Physical natural gas broke to the downside Thursday as next-day price gains in the Northeast and Appalachia were unable to stave off broad declines in the Rockies, California, Texas, Louisiana, the Midcontinent and Midwest. Particularly hard hit was southern California as the recent heat wave in the region was forecast to dissipate. The NGI National Spot Gas Average fell 5 cents to $2.67.
July futures took an initial dip Thursday morning but quickly turned tail higher once the Energy Information Administration (EIA) reported a storage injection for the week ending June 16 that was slightly greater than what traders were expecting.
The EIA reported a storage build of 61 Bcf, about 3 Bcf greater than what the market was looking for, but futures managed to hold. The July contract settled at $2.894, up one-tenth of a penny and August was unchanged at $2.915. August crude oil managed to stop the hemorrhaging at least temporarily and rose 21 cents to $42.74/bbl.
Once traders had time to digest the storage figures July futures dropped to a low of $2.855, but within a minute started to advance. At 10:45 a.m. July was trading at $2.942, up 4.9 cents from Wednesday's settlement.
Last year 63 Bcf was injected and the five-year average stands at a stout 82 Bcf. Citi Futures Perspective calculated a 51 Bcf injection and Ritterbusch and Associates estimated a 67 Bcf increase. A Reuters survey of 22 traders and analysts showed a sample mean of 58 Bcf with a range of +50 Bcf to +67 Bcf.
"We were hearing a 58 Bcf number and after the number came out we are trading at the highs. Why? I don't know," said a New York floor trader.
"If you look at this market, it has been so depressed lately. We are still below $3 and that is the hurdle. It has to settle above that at least a couple of times to generate any upward momentum."
"The build for last week was more than the 55-58 Bcf consensus and so a minor bearish surprise," said Tim Evans of Citi Futures Perspective. "At the same time, however, we note the storage injection was less than the 82-Bcf five-year average for the date and so still confirms some tightening of supplies on a seasonally adjusted basis."
Wells Fargo Securities analysts lead by David Tameron called Thursday's storage report "neutral," but noted that the firm's undersupplied forecast remains intact. "The reported figure was 6 Bcf above consensus but 1 Bcf below last year and 19 Bcf below the five-year average of 80 Bcf," the team wrote in a post-storage morning note. "This data point provides further confirmation that the natural gas markets are at least 2 Bcf/d undersupplied."
If current weather forecasts hold true, Tameron's team expects a 116 Bcf cumulative injection over the next two weeks, which would bring the storage surplus over the five-year average down to just 189 Bcf.
Inventories now stand at 2,770 Bcf and are 324 Bcf less than last year and 207 Bcf greater than the five-year average.
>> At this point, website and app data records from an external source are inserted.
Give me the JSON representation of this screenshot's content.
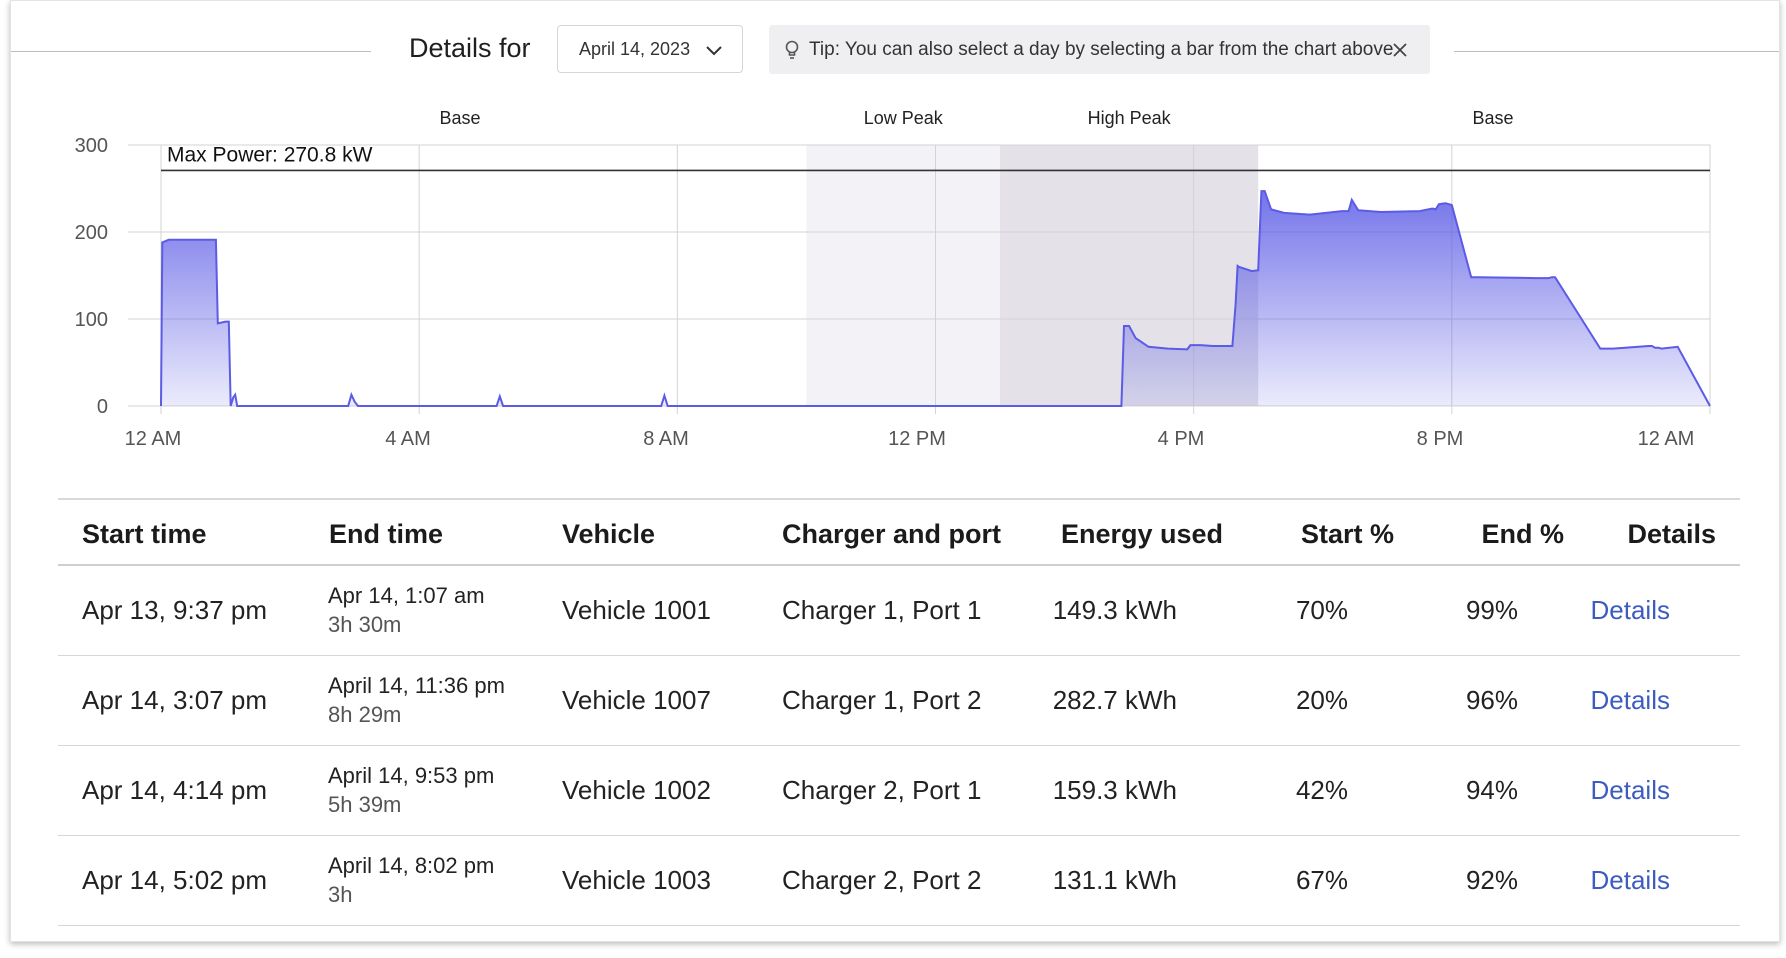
{
  "header": {
    "title": "Details for",
    "date_value": "April 14, 2023",
    "tip_text": "Tip: You can also select a day by selecting a bar from the chart above",
    "icons": {
      "dropdown": "chevron-down-icon",
      "tip": "lightbulb-icon",
      "close": "close-icon"
    }
  },
  "chart_data": {
    "type": "area",
    "ylim": [
      0,
      300
    ],
    "y_ticks": [
      0,
      100,
      200,
      300
    ],
    "x_ticks": [
      "12 AM",
      "4 AM",
      "8 AM",
      "12 PM",
      "4 PM",
      "8 PM",
      "12 AM"
    ],
    "grid": true,
    "color": "#5b5be6",
    "periods": [
      {
        "label": "Base",
        "start_hour": 0,
        "end_hour": 10
      },
      {
        "label": "Low Peak",
        "start_hour": 10,
        "end_hour": 13
      },
      {
        "label": "High Peak",
        "start_hour": 13,
        "end_hour": 17
      },
      {
        "label": "Base",
        "start_hour": 17,
        "end_hour": 24
      }
    ],
    "max_power": {
      "label": "Max Power: 270.8 kW",
      "value": 270.8
    },
    "series": [
      {
        "x": [
          0,
          0.02,
          0.12,
          0.85,
          0.88,
          1.0,
          1.05,
          1.08,
          1.12,
          1.15,
          1.18,
          1.3,
          2.9,
          2.95,
          3.0,
          3.05,
          5.2,
          5.25,
          5.3,
          7.75,
          7.8,
          7.85,
          14.88,
          14.92,
          15.0,
          15.1,
          15.3,
          15.6,
          15.9,
          15.95,
          16.05,
          16.1,
          16.3,
          16.6,
          16.65,
          16.68,
          16.7,
          16.9,
          17.0,
          17.05,
          17.1,
          17.2,
          17.4,
          17.8,
          18.3,
          18.4,
          18.45,
          18.55,
          18.9,
          19.5,
          19.7,
          19.75,
          19.8,
          19.9,
          20.0,
          20.3,
          20.4,
          21.3,
          21.5,
          21.55,
          21.6,
          22.3,
          22.45,
          22.5,
          23.05,
          23.1,
          23.15,
          23.2,
          23.25,
          23.5,
          24.0
        ],
        "y": [
          0,
          188,
          191,
          191,
          95,
          97,
          97,
          0,
          10,
          13,
          0,
          0,
          0,
          13,
          5,
          0,
          0,
          11,
          0,
          0,
          12,
          0,
          0,
          92,
          92,
          78,
          68,
          66,
          65,
          70,
          70,
          70,
          69,
          69,
          117,
          161,
          160,
          155,
          156,
          247,
          247,
          226,
          222,
          220,
          224,
          224,
          237,
          225,
          223,
          224,
          227,
          226,
          232,
          233,
          231,
          148,
          148,
          147,
          147,
          148,
          148,
          66,
          66,
          66,
          69,
          69,
          67,
          67,
          66,
          68,
          0
        ]
      }
    ]
  },
  "table": {
    "headers": [
      "Start time",
      "End time",
      "Vehicle",
      "Charger and port",
      "Energy used",
      "Start %",
      "End %",
      "Details"
    ],
    "rows": [
      {
        "start": "Apr 13, 9:37 pm",
        "end": "Apr 14, 1:07 am",
        "duration": "3h 30m",
        "vehicle": "Vehicle 1001",
        "charger": "Charger 1, Port 1",
        "energy": "149.3 kWh",
        "start_pct": "70%",
        "end_pct": "99%",
        "details": "Details"
      },
      {
        "start": "Apr 14, 3:07 pm",
        "end": "April 14, 11:36 pm",
        "duration": "8h 29m",
        "vehicle": "Vehicle 1007",
        "charger": "Charger 1, Port 2",
        "energy": "282.7 kWh",
        "start_pct": "20%",
        "end_pct": "96%",
        "details": "Details"
      },
      {
        "start": "Apr 14, 4:14 pm",
        "end": "April 14, 9:53 pm",
        "duration": "5h 39m",
        "vehicle": "Vehicle 1002",
        "charger": "Charger 2, Port 1",
        "energy": "159.3 kWh",
        "start_pct": "42%",
        "end_pct": "94%",
        "details": "Details"
      },
      {
        "start": "Apr 14, 5:02 pm",
        "end": "April 14, 8:02 pm",
        "duration": "3h",
        "vehicle": "Vehicle 1003",
        "charger": "Charger 2, Port 2",
        "energy": "131.1 kWh",
        "start_pct": "67%",
        "end_pct": "92%",
        "details": "Details"
      }
    ]
  }
}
In the East Region 22 Bcf was injected, and the Midwest Region saw inventories rise by 22 Bcf also. Stocks in the Mountain Region were greater by 5 Bcf and the Pacific Region was up 7 Bcf. The South Central Region increased 5 Bcf.
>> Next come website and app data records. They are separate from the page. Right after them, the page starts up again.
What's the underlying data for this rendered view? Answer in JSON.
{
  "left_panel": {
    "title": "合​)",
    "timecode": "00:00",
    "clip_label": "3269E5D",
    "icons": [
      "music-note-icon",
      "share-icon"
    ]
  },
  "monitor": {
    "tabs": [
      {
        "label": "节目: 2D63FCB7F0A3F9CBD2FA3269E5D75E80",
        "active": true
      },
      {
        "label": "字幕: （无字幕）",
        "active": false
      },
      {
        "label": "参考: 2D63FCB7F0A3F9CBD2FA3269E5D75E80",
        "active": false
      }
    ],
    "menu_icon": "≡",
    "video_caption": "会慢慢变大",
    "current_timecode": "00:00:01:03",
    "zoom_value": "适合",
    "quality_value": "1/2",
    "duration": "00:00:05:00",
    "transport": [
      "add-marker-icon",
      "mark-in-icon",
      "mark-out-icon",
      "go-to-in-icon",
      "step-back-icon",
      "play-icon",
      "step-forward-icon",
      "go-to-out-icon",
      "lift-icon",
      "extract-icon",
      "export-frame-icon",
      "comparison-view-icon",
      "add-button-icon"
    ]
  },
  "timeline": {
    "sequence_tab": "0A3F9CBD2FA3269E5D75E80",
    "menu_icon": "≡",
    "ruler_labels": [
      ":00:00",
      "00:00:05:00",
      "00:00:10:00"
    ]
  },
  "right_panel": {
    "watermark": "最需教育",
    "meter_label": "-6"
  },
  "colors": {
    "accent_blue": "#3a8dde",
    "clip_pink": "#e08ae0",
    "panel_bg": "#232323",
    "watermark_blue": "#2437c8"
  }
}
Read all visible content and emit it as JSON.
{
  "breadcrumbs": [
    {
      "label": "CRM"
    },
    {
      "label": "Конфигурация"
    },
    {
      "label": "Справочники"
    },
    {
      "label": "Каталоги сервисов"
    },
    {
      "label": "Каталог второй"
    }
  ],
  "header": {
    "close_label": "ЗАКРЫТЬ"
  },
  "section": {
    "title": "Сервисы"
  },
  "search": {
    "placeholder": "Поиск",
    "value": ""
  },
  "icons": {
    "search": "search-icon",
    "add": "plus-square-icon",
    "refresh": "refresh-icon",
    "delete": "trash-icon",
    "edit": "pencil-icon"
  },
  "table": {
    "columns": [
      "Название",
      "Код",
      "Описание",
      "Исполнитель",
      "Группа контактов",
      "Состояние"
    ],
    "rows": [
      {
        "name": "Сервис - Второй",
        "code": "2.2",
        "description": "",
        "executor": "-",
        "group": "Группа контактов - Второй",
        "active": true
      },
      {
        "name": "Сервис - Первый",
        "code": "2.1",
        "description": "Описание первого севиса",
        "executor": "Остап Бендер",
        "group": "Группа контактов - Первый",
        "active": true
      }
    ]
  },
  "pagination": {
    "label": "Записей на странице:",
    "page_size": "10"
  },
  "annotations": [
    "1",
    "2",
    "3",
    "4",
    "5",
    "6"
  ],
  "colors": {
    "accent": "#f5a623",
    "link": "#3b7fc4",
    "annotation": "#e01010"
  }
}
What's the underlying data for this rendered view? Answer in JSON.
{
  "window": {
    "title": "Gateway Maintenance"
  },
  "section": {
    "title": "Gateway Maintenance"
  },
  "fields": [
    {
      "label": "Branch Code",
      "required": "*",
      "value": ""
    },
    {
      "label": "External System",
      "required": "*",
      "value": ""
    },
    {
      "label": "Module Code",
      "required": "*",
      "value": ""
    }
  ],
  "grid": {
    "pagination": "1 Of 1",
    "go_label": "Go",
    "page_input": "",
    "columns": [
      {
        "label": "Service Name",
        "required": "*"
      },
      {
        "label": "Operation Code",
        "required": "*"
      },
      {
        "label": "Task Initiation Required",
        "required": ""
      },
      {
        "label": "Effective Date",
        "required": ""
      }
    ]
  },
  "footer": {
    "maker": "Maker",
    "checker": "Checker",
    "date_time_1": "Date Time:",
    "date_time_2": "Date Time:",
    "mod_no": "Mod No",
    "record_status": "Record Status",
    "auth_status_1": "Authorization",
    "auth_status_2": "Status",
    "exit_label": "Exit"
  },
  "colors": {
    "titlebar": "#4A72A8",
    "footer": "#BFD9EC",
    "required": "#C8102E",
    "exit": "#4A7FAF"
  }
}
The searing heat wave over southern California and the desert Southwest was forecast to moderate and next-day gas prices plunged. Friday gas at Malin shed 2 cents to $2.66 and gas at the PG&E Citygate fell 4 cents to $3.15.
Packages at the SoCal Citygate tumbled 62 cents to $3.37 and gas priced at the SoCal Border Average skidded 55 cents to $2.85. Gas on El Paso S Mainline dropped 93 cents to $2.88 and Kern Delivery was quoted 66 cents lower at $2.96.
AccuWeather.com forecast that Los Angeles high Thursday of 79 would rise to 81 Friday and slide to 80 by Saturday, right at the seasonal norm. Phoenix' toasty 113 high of Thursday was seen easing to 111 by Friday before climbing to 114 Saturday, 8 degrees above normal. Albuquerque's 102 Thursday high was predicted to fall to 97 Friday and 89 by Saturday, one degree below normal.
CAISO forecast that Thursday's peak load of 45,029 MW would reach just 41,425 MW Friday.
"Late this week and into the weekend, temperatures will come down a little bit from their extreme levels," said AccuWeather.com meteorologist Ken Clark. "The high pressure area responsible for the buildup of heat will weaken and change its orientation."
Tropical Storm Cindy made landfall along the Texas-Louisiana border about 3 a.m. CDT Thursday and was quickly downgraded to a tropical depression by 10 a.m. The impact on the natural gas market was likely to be short term demand reduction as temperatures cool and residents recover from power outages and other dislocations.